Exercise aim ->
Check each line of the listing below for the string "true", then copy every line that has it.

Data listing ->
Start of Block

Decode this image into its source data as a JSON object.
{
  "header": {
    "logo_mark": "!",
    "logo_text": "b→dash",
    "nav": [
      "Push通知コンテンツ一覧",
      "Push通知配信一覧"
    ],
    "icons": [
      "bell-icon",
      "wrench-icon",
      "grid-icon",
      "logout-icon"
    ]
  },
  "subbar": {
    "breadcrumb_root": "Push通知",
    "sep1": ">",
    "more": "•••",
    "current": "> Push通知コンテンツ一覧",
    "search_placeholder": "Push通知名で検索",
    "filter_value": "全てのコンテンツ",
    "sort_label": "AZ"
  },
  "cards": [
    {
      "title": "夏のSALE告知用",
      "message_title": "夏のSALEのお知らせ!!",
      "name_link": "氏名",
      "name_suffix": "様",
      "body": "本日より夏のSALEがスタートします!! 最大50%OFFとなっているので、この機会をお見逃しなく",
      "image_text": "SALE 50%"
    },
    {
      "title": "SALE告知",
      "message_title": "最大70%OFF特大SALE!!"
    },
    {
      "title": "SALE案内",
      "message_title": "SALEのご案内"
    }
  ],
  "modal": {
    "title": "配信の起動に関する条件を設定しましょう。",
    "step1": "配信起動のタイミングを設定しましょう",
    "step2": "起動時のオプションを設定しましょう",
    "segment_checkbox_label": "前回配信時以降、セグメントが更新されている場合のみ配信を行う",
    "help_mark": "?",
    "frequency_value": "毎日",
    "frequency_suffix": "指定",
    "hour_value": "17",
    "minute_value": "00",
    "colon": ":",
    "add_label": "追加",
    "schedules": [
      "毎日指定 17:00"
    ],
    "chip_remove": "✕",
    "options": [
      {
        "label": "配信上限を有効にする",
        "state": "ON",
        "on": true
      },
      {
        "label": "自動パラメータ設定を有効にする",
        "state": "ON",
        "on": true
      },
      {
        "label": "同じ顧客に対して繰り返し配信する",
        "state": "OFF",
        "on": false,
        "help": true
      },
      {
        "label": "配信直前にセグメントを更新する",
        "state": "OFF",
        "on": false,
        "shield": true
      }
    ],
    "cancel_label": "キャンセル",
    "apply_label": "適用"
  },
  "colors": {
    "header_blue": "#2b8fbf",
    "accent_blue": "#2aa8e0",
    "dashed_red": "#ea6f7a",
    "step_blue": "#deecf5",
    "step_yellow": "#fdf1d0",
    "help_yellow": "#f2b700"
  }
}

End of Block

Task answer ->
        "on": true
        "on": true
        "help": true
        "shield": true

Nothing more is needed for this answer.